“As the business case for diversity becomes more robust and companies tout their rising numerical diversity, they often fail to build a culture that respects, maintains and leverages the benefits of diverse work environments,” says Cogburn. Acknowledging that many ostensibly progressive businesses may be unwittingly sustaining a culture of racism and exclusion, Dr. Cogburn offers organizations concrete tools for building a future of work in which employee diversity, equity and inclusion are facts rather than idealistic slogans.
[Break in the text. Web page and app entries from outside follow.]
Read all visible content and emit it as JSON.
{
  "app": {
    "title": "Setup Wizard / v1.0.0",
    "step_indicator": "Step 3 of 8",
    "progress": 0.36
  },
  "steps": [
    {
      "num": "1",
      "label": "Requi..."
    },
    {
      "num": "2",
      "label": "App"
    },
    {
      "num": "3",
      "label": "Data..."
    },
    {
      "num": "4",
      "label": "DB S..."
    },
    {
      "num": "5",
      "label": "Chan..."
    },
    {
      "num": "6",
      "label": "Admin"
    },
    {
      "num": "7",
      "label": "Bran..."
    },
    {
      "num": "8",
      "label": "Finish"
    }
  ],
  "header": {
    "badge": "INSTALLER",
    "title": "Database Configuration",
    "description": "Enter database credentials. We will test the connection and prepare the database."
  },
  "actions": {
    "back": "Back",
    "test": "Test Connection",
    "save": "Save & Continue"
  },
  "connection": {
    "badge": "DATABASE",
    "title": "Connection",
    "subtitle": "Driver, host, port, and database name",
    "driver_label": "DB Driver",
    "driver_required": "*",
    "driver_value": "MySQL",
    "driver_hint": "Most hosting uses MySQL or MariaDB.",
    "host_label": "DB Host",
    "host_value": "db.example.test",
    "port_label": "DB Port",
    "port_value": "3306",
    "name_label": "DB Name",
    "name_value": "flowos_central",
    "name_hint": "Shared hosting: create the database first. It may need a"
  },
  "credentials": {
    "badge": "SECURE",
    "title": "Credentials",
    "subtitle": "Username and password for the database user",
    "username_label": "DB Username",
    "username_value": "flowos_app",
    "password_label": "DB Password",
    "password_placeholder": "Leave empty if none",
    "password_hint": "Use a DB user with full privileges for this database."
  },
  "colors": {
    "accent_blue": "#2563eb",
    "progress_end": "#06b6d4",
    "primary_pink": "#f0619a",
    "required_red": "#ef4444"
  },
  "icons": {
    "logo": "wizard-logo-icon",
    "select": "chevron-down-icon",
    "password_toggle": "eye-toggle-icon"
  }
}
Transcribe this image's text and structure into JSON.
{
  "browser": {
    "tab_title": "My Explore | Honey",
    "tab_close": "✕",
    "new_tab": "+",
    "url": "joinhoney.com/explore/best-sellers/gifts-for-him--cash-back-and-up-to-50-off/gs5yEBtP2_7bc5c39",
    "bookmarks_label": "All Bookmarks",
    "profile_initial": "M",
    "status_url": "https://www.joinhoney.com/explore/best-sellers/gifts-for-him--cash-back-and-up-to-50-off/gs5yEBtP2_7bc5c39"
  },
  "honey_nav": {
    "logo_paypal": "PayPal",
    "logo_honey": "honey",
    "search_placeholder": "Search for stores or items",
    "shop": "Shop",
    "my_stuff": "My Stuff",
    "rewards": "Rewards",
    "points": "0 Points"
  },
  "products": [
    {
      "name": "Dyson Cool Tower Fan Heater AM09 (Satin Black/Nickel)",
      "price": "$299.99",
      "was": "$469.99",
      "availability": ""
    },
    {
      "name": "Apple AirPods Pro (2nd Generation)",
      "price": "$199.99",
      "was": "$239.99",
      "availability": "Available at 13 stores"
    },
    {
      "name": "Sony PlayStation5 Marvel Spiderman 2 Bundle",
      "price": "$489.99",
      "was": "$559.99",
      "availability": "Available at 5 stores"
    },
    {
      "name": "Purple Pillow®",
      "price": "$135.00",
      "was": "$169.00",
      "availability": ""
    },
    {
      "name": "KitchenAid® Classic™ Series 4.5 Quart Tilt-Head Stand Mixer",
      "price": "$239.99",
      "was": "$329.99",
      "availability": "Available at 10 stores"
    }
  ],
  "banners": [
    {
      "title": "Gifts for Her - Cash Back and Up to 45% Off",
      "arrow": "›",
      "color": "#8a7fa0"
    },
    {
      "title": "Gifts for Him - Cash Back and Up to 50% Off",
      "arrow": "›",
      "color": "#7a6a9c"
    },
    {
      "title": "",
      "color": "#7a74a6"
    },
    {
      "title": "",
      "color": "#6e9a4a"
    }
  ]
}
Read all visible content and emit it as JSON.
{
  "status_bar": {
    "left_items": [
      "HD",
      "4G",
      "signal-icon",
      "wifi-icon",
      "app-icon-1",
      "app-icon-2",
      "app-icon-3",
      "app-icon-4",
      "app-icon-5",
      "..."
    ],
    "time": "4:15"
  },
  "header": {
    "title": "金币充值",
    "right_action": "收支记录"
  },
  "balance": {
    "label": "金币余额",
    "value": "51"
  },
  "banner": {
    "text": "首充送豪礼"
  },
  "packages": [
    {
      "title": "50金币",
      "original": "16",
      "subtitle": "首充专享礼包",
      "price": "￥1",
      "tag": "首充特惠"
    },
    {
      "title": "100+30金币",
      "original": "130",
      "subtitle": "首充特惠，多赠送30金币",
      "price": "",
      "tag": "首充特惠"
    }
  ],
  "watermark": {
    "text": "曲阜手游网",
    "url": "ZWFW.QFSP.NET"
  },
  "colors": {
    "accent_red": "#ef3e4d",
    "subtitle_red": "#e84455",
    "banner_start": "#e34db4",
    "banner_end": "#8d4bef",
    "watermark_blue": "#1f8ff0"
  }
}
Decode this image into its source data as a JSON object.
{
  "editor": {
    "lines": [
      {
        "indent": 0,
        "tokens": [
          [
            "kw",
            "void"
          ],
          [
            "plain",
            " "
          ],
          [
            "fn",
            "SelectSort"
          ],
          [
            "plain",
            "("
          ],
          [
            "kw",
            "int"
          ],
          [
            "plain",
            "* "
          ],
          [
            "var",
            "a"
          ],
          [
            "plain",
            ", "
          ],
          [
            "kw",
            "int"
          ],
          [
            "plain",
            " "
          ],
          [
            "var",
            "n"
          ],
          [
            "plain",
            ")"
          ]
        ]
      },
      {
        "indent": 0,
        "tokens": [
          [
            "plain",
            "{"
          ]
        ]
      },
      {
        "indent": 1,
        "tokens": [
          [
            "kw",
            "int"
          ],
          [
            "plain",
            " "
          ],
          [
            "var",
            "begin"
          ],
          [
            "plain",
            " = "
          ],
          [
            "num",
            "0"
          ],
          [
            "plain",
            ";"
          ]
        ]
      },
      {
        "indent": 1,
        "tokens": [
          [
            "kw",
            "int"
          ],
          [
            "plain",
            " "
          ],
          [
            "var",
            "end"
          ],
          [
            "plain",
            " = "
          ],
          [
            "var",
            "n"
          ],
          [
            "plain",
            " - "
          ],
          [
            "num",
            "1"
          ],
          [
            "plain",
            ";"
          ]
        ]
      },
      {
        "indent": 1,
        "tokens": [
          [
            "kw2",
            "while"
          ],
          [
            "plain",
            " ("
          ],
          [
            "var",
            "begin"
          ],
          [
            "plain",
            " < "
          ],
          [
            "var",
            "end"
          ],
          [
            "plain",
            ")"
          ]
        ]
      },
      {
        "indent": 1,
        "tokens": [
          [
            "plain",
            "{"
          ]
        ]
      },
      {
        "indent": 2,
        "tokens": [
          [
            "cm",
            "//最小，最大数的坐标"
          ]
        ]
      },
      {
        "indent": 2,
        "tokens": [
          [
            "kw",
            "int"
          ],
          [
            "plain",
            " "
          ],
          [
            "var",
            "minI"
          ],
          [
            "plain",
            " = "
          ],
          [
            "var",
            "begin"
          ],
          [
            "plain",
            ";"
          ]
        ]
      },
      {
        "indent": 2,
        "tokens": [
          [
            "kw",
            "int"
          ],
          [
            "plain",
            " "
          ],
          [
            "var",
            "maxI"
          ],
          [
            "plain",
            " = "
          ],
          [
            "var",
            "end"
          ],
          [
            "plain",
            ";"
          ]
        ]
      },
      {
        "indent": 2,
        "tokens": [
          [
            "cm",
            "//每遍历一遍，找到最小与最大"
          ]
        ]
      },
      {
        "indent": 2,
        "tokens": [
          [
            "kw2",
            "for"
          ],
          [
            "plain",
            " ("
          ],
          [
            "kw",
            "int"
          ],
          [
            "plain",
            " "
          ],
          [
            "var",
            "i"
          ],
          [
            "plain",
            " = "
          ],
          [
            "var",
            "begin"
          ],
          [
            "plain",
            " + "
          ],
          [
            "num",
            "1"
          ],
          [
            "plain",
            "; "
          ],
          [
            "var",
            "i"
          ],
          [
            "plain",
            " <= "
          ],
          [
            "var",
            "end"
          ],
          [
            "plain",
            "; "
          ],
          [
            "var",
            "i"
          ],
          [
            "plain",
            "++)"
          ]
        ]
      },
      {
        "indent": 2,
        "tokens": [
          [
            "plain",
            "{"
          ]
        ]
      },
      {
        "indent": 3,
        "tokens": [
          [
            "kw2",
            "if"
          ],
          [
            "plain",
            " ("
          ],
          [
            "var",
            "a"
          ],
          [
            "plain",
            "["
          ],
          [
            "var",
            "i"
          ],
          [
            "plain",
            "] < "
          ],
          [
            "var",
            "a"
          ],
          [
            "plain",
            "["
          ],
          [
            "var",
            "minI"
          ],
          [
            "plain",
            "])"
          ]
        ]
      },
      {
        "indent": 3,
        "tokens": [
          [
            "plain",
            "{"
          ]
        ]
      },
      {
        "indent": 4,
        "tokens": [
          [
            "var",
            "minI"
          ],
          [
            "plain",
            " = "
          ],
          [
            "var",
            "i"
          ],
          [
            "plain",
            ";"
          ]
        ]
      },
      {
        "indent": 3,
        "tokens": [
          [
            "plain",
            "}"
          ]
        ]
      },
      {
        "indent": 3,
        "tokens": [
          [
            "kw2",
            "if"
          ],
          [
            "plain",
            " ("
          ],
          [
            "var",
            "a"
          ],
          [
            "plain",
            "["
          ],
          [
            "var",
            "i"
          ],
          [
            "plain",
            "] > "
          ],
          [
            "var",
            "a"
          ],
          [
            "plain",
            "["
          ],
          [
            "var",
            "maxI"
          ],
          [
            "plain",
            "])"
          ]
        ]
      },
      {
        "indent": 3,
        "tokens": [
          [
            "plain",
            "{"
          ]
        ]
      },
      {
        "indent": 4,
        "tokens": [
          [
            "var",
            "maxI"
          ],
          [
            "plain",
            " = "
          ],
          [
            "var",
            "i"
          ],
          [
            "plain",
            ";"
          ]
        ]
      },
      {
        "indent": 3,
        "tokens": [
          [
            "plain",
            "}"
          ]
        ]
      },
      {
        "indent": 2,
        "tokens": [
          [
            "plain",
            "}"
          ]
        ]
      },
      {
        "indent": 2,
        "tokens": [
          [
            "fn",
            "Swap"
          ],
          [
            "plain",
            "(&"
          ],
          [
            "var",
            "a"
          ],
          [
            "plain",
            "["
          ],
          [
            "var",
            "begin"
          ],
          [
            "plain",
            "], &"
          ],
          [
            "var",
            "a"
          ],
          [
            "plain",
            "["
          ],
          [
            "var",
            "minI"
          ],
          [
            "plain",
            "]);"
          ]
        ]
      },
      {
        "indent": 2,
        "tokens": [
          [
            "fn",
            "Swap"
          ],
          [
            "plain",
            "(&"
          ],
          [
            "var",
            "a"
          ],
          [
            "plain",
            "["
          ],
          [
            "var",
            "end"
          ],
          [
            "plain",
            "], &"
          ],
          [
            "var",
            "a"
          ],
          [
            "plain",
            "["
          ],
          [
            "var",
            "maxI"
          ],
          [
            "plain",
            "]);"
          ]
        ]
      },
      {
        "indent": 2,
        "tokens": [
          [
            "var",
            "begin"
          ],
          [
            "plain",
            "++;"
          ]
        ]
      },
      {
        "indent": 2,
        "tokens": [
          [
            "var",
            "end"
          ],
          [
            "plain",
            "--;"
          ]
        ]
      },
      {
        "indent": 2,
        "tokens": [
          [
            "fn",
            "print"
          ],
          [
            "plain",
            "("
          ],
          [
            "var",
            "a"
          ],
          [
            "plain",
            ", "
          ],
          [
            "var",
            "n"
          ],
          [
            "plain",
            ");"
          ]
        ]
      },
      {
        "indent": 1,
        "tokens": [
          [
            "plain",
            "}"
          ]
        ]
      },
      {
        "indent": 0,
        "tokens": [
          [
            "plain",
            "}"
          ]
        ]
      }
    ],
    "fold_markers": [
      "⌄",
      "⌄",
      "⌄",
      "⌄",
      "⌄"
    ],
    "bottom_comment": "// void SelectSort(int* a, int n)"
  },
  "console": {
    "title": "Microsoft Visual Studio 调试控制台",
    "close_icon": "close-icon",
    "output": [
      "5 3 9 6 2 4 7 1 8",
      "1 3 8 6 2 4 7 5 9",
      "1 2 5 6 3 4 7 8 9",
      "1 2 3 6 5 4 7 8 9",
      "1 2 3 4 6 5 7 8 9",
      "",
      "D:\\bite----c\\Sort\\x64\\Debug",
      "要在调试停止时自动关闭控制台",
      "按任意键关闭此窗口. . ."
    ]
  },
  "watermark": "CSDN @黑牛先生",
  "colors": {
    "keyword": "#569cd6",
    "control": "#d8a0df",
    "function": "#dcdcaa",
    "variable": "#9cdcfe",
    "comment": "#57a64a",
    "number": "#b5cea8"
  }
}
“As AI becomes more sophisticated, it will be increasingly performing or aiding in important tasks traditionally done by humans – from driving cars to teaching our children and caring for the sick and elderly. Given the nature of these roles, we should be able to trust the AI systems with which we will be interacting,” says Dr. Rana el Kaliouby, author of “Girl Decoded: A Scientist’s Quest to Reclaim Our Humanity By Bringing Emotional Intelligence to Technology” (2020). “It’s paramount that developers building these systems carry out their work with these considerations in mind and create the next generation of AI with trust as its cornerstone – and the basis of that trust must be empathy. The onus is on CEOs and founders to set an example of good stewardship, to step up and be responsible for the good use of their technology. That means keeping an eye out for ways their technology could be abused and acting in advance to prevent the problem.”
A leading pioneer in human perception AI, el Kaliouby helps companies better serve diverse, multi-cultural audiences with technological solutions that drive growth and positively impact society. She also teaches leaders how to build core values, such as ethics and integrity, into their workplace cultures so those values carry over into the ways they develop technology. She argues that to avoid systemic bias, diversity must be reflected not only in the data used to build the AI capabilities of the future, but also in the teams developing the systems. “More specifically,” she adds, “AI has to be attuned to the needs of humans, understanding our complex emotions and cognitive states and adapting to these appropriately.”